→ WHAT IS NEEDED
Within the lines below, find those that hold the string "background" and copy each one.

→ RECORDS TO USE
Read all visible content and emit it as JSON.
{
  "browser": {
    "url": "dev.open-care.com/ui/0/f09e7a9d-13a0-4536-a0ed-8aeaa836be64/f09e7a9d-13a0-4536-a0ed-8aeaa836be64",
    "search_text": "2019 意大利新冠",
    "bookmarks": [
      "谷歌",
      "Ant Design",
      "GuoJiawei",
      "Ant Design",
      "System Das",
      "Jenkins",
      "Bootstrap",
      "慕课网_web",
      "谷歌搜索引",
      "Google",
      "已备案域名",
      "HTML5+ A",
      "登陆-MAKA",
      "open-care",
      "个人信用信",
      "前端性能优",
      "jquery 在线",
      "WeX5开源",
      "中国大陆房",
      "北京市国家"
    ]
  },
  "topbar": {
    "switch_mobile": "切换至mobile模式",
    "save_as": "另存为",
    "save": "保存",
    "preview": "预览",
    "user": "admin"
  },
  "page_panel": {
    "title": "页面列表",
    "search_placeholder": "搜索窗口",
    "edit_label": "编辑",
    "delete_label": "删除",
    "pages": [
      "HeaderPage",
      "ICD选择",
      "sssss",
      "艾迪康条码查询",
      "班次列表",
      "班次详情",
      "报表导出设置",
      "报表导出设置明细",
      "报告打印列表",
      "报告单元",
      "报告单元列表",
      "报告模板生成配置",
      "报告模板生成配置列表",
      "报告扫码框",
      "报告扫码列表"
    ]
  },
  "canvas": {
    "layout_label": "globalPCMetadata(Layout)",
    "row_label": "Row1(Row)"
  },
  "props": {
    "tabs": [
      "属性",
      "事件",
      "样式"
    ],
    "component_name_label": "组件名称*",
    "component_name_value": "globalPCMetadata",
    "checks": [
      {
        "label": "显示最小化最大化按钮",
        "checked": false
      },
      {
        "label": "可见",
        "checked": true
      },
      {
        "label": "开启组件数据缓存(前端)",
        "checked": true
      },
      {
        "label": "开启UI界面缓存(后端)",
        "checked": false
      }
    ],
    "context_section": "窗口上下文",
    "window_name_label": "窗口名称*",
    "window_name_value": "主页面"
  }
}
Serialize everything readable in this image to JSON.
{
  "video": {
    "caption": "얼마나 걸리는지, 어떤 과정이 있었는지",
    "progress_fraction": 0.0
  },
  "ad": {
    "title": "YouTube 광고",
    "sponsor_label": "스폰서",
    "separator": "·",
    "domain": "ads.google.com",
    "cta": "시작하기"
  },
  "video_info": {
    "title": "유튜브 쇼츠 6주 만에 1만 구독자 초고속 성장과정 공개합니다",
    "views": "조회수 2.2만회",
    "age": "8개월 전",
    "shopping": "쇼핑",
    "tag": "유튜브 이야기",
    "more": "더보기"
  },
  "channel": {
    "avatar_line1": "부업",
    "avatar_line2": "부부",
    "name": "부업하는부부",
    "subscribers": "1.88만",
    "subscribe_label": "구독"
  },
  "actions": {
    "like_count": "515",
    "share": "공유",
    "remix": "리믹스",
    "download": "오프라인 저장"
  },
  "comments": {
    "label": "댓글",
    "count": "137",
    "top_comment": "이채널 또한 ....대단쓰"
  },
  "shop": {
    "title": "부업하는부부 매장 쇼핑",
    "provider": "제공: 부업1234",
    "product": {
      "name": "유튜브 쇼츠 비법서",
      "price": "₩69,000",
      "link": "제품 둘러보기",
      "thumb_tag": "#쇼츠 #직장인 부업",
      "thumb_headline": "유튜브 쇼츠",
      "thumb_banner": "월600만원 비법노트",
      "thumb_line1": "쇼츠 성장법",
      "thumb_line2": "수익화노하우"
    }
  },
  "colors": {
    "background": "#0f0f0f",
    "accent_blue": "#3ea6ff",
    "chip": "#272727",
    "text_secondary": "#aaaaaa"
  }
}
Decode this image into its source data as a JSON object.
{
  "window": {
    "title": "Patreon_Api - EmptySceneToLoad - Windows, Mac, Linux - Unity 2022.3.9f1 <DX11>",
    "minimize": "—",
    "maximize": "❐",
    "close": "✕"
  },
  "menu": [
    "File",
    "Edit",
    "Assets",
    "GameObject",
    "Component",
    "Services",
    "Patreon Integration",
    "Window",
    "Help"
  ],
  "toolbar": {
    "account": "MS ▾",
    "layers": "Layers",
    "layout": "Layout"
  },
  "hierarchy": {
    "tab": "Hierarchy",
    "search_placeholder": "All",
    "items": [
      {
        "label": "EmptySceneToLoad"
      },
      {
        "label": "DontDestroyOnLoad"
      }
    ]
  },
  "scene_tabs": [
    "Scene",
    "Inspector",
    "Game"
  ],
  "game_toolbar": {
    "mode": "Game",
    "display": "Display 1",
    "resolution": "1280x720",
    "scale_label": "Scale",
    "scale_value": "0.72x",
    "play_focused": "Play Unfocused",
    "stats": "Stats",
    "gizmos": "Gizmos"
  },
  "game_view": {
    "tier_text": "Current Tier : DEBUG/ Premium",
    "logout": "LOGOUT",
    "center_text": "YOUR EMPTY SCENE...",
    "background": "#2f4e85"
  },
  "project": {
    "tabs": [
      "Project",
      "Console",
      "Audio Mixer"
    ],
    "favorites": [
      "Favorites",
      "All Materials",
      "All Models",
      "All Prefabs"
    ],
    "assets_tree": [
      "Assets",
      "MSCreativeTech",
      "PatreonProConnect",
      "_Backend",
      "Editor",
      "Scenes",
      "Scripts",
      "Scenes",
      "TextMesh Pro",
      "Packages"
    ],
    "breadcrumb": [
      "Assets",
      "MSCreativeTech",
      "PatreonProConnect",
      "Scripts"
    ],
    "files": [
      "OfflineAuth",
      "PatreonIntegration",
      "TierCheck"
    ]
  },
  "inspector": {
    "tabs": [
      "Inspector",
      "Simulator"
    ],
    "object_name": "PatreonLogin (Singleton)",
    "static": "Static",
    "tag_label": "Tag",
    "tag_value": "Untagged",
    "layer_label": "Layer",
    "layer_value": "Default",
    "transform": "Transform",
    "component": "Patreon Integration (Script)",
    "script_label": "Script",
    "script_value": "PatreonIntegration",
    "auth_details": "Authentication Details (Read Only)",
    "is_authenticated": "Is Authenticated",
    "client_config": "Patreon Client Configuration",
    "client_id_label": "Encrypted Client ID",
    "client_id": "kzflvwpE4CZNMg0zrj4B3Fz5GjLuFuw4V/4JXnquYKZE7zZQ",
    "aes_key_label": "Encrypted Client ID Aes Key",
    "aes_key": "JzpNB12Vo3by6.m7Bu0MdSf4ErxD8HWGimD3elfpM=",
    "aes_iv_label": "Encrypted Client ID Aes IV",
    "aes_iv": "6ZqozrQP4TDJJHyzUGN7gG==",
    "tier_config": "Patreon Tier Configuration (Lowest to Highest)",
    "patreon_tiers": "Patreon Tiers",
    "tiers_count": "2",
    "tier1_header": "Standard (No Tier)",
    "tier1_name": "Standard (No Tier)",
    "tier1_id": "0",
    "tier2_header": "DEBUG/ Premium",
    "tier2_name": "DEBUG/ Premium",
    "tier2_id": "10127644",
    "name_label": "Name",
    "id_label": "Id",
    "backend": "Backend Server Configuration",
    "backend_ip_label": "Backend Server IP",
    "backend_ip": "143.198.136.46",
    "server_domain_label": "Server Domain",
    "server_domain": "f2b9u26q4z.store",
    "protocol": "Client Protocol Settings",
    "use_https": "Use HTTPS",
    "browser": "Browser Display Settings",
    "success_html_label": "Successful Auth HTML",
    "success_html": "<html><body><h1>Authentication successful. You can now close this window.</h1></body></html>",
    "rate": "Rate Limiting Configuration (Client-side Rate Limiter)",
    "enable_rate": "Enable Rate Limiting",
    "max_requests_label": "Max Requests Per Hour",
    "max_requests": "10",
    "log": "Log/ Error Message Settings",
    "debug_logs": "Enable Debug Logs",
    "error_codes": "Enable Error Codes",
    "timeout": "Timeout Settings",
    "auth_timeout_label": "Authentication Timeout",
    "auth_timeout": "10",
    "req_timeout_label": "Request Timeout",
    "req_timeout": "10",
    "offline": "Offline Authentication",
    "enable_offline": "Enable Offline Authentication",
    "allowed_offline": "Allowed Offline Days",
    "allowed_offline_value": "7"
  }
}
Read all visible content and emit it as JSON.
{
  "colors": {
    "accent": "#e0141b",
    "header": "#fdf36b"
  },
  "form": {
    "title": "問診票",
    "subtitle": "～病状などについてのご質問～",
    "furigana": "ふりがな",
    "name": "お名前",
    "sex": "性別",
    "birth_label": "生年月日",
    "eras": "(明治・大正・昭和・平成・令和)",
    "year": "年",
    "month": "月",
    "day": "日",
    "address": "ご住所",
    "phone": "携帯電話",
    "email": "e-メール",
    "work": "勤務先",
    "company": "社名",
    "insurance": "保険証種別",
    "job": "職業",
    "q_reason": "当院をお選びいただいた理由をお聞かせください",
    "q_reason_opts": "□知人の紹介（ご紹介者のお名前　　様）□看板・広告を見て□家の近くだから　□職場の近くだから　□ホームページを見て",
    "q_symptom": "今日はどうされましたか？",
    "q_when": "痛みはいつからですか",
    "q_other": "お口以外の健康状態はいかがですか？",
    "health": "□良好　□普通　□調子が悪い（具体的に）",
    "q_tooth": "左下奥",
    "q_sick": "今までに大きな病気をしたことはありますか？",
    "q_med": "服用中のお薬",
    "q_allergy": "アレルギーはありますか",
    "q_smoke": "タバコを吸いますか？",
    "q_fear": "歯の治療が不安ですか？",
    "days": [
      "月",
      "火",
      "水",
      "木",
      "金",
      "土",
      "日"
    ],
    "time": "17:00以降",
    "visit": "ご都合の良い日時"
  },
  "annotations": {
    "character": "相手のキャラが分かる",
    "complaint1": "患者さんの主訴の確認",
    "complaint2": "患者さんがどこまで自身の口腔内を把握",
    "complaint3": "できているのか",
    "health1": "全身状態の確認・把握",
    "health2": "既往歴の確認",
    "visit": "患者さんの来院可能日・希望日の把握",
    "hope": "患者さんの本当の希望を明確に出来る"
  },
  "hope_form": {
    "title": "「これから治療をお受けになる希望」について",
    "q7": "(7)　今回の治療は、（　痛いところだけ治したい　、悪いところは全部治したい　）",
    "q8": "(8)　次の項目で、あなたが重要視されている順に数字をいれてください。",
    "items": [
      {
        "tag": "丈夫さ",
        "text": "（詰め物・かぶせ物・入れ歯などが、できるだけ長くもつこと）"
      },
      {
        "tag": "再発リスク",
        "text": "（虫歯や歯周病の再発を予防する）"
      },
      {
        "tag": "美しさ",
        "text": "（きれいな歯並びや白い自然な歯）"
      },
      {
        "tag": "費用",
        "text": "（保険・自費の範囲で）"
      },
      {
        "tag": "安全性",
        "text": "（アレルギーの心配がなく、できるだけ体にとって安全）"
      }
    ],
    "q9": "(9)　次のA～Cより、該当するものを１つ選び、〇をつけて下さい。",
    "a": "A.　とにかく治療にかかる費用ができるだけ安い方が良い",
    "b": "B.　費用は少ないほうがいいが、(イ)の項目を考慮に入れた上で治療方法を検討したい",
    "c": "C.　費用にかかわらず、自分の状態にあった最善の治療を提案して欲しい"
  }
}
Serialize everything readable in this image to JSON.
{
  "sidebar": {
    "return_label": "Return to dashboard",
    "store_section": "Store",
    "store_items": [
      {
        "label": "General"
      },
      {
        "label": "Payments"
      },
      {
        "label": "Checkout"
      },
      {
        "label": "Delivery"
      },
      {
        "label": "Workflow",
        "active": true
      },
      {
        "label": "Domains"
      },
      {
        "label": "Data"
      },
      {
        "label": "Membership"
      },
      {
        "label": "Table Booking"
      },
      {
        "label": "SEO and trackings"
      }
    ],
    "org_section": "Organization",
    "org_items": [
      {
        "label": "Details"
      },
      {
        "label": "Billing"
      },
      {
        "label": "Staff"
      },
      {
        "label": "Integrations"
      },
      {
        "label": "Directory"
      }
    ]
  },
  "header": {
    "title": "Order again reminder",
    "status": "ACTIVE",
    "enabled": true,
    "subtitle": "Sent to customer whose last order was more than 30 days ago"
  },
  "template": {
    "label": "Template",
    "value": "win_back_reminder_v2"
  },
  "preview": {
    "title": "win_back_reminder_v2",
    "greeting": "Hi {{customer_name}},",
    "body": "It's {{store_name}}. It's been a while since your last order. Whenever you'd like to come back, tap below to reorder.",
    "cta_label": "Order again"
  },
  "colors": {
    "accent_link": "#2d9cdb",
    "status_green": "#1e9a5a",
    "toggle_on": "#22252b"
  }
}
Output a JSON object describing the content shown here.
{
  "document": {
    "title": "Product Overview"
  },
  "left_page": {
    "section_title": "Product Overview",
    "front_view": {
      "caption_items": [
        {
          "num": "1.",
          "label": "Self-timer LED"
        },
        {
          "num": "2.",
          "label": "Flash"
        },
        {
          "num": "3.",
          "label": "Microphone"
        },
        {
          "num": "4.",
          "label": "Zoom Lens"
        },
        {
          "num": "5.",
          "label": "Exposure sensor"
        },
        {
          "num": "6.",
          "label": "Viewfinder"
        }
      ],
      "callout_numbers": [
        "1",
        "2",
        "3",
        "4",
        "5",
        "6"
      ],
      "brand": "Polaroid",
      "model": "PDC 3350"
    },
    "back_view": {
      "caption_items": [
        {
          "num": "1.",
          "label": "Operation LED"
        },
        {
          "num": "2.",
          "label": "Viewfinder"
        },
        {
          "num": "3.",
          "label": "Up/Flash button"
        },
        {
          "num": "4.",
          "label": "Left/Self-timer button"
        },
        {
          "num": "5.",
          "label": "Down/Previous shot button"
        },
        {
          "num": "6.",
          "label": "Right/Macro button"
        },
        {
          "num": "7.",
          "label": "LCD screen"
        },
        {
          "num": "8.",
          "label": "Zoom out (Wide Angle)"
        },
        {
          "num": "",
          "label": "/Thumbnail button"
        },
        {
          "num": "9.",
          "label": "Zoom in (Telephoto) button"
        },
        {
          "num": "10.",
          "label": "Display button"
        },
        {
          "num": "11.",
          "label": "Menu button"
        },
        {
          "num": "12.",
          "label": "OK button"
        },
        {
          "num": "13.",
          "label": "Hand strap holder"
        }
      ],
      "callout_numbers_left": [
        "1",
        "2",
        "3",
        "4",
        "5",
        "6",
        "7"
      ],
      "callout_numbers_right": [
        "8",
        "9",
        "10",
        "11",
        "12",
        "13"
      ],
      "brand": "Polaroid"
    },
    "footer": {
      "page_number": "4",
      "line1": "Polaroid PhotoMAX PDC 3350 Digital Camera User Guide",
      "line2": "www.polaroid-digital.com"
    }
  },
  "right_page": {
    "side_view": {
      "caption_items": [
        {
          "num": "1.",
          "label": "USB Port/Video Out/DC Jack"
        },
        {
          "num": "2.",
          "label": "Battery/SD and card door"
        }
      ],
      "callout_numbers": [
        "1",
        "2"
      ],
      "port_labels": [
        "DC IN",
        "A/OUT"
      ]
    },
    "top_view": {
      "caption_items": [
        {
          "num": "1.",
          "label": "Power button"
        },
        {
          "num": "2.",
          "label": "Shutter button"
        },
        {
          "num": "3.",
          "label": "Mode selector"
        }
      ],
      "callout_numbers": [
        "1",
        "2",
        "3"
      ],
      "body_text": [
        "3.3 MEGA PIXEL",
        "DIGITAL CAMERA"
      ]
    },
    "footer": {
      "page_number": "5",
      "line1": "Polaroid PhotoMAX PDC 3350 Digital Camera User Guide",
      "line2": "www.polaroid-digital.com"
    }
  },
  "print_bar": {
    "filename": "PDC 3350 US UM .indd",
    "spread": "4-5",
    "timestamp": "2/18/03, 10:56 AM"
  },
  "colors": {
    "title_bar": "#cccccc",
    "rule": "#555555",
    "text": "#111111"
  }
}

→ SOLVED EXERCISE
    "background": "#0f0f0f",
    "background": "#2f4e85"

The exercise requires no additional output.